“I can’t imagine anything more important than air, water, soil, energy, and biodiversity. These are the things that keep us alive.” ~ David Suzuki
Previous post: Mimicking Nature, Bed Prep How-to, October 2017
It only took a few days to ready the 10 garden beds for the classes to plant after the summer last year. Thanks to some free organics (aka hoarding of leaves and cardboard) and thanks to my neighbors’ lawn crews (bagging up the last lawn clippings of the season) and local grocer (produce waste) the school gardens were back in business for autumn.
That was six months ago.
While I was busy indoors helping kids to become the next generation of Soil Experts, the kids adopted (aka rescued) a few Monarch caterpillars from the cool autumn temps of the outdoors. They turned into pupa right before our very eyes (be sure to watch the last molt video, embedded below), and when they emerged as adults, we released them with great pomp and circumstance in the garden space where they were born.
Off they went for the long migration south to Mexico to spend the winter with millions more like them, only to return again come spring. It’s been happening that way for millions and millions of years.
Bye bye, Little Buddy!
We took soil samples from each of the beds and compared them with soil from my garden (which is already rich with organics). Kids learned about the different layers that settle out in the jar when shaken up and let to sit overnight: sand to the bottom, silt and clay above that, minerals in the milky layer of moisture, and humus floating at the top.
Garden Soil – Looking Good!
We learned about the relationship between fungi and plants — mycorrhizae, or the Wood Wide Web. This is what we’re really growing in the garden space; edibles are just the side bonus of this symbiotic relationship.

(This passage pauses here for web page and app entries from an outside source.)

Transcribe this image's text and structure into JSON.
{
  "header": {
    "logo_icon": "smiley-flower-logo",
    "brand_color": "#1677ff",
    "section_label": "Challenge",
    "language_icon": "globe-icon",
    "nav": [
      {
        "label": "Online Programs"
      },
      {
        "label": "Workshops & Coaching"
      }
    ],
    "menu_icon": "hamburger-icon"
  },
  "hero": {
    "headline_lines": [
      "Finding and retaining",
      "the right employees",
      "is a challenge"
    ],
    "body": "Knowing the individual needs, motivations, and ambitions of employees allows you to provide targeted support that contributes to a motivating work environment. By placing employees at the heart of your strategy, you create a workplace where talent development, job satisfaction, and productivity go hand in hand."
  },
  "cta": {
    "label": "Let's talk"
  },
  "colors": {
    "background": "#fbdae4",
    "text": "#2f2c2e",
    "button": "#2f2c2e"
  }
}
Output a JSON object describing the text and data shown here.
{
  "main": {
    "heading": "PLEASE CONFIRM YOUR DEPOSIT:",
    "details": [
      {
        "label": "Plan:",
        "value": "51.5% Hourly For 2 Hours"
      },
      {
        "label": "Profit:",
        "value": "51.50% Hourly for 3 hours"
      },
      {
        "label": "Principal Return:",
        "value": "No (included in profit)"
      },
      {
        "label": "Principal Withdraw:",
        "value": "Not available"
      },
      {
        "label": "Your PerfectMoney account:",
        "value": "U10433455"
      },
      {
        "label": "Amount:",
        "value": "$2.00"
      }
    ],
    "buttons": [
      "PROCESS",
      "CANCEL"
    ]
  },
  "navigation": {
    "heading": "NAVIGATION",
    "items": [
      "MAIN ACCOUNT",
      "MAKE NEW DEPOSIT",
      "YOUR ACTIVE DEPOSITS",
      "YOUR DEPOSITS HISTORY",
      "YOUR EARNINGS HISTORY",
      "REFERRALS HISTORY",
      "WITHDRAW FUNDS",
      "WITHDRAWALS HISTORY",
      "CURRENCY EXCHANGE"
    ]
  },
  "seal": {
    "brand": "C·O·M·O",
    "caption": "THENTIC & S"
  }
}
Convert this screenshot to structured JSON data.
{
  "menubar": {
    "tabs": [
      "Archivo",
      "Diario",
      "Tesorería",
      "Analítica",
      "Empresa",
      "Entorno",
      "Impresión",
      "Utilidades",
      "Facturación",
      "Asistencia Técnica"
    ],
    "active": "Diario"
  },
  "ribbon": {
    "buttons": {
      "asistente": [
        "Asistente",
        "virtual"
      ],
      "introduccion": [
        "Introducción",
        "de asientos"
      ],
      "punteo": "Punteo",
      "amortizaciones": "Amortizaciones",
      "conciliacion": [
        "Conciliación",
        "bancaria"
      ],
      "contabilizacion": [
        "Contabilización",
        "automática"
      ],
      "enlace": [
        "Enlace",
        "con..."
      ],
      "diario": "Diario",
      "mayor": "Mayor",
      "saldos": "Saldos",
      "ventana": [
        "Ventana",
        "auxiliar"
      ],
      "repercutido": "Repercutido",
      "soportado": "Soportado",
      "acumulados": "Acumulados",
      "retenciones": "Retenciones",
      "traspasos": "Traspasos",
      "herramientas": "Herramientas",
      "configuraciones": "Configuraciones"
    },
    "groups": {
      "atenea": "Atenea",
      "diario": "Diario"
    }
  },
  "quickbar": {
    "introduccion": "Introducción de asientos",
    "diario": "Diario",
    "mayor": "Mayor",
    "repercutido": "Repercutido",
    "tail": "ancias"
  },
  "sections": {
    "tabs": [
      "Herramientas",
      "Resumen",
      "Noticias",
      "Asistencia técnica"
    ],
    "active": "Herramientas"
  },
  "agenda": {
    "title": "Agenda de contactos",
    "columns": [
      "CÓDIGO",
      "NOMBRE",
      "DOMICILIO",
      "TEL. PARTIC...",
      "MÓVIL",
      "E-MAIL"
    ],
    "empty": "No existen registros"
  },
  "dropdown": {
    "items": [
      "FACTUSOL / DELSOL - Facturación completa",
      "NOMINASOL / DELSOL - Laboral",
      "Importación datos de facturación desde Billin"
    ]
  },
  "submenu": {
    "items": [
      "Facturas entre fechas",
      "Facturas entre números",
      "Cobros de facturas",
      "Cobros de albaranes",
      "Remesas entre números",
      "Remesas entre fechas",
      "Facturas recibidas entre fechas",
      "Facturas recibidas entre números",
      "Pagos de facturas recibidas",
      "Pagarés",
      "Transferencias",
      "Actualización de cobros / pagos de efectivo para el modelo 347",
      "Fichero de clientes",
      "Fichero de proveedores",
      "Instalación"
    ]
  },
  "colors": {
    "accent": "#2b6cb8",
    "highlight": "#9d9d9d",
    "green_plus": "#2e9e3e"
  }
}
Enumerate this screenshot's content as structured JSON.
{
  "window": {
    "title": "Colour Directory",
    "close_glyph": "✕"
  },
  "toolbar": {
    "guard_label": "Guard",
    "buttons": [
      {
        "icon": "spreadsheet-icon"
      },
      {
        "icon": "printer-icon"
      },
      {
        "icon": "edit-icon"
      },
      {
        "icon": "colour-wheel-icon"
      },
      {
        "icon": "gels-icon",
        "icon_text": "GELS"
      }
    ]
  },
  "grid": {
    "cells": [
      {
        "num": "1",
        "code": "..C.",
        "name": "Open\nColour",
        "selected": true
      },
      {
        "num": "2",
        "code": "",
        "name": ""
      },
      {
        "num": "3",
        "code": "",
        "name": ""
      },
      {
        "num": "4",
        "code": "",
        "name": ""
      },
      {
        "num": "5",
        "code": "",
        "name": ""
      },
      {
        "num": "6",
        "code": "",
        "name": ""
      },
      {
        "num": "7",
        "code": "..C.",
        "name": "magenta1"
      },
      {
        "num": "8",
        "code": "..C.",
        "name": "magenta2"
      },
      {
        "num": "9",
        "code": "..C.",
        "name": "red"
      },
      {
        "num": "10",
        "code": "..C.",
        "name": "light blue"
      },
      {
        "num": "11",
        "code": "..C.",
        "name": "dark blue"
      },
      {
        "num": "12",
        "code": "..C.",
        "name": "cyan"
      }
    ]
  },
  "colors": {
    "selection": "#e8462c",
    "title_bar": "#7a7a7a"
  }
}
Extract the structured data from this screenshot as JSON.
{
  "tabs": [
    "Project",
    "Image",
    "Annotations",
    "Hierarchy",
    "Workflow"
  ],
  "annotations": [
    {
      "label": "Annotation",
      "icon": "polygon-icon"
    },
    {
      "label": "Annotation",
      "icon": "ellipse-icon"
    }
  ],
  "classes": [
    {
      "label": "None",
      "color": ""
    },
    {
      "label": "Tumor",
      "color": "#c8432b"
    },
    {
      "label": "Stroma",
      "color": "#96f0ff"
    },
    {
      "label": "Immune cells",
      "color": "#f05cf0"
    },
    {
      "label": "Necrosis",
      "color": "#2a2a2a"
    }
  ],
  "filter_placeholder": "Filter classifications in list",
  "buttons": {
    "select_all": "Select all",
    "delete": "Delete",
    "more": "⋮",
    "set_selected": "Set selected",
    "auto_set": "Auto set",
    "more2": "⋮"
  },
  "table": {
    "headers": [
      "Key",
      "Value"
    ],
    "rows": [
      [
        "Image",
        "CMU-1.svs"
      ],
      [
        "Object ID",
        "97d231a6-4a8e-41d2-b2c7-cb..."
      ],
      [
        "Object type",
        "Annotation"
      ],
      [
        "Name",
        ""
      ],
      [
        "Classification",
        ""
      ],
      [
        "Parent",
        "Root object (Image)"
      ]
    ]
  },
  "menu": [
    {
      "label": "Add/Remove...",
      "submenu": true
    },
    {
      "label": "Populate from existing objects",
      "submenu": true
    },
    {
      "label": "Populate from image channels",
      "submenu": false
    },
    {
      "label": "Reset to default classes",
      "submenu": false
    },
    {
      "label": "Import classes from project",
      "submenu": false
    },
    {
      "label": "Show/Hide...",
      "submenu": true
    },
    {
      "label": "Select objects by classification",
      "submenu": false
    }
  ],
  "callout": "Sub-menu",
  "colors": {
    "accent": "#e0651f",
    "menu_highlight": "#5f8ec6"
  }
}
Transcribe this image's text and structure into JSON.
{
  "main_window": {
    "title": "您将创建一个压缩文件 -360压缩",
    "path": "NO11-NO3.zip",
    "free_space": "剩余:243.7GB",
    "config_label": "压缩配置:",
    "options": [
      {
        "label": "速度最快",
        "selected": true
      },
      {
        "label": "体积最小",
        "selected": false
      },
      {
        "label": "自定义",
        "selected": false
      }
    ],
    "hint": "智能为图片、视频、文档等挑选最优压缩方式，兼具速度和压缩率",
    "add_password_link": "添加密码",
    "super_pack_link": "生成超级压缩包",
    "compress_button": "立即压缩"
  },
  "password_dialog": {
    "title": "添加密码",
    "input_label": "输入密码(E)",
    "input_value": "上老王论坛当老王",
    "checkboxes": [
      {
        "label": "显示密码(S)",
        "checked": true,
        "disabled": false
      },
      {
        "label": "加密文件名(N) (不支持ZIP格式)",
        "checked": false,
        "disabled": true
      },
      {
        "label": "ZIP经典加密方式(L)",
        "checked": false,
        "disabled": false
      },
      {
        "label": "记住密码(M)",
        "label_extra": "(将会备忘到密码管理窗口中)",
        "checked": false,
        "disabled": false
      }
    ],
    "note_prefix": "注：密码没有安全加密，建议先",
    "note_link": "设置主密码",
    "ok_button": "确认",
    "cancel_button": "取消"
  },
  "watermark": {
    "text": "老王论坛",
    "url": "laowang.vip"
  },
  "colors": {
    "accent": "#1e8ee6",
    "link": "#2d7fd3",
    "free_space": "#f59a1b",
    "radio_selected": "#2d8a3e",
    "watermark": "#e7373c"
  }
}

We watched organic materials — leaves, coffee grounds, cardboard, vegetable waste — break down with microscopic decomposing organisms whose job it is to do just that. Nature knows exactly what to do, after all; we just need to not mess it up.
We learned how to enjoy but not micro-manage our domestics. Kids learned to respect all living things in the garden space and were eager for their weekly treasure hunts, searching for signs of a functioning soil food web and a healthy garden ecosystem.
They found lots of treasures!
Leaf Mold — Decomposition
Hyphae ‘Delivery System’
Mama Spider Carries Egg Sac
We are careful to give her space.
We built compost.
We planted seeds.
We got our hands dirty.
And we got our share of Vitamin D too. Sunshine!!
4th Grade Girls Skip Recess
Build Center-Compost and Plant ‘3 Sisters’
What we didn’t do is spend money on materials or waste time watering our gardens. Materials were all waste for the taking and the moisture was already locked in with the organics as they were added. Mulching with leaves both feeds the fungi which feed the plants and conserves soil moisture from evaporation. Why take compost to the plants when you can plant right into the compost?
When it was time to harvest, those seeds became edibles to be sampled in the classroom or right there in the garden space. Some were delicious (peas are sweet!) and some notsomuch (radish and turnip and mustard are spicy!). And some make for great lipstick (beets).
Let it grow!
Beets, Peas, Lettuce
Green! Yum, Yum.
Mushrooms – The Edible Kind
Back to the Roots Home Kit
Soil is the foundation for all terrestrial life on our planet — including us; when we steward the soil, the soil, in turn, cares for us. There is no need for us to work harder than we have to, fixing problems that we create when we go against the way of Nature.
Getting dirty with a bunch of kids sure is a whole lot of fun.
Photo-bomb Anime Carrots
Tell me .. are you a soil evangelist?
What’s growing in your garden?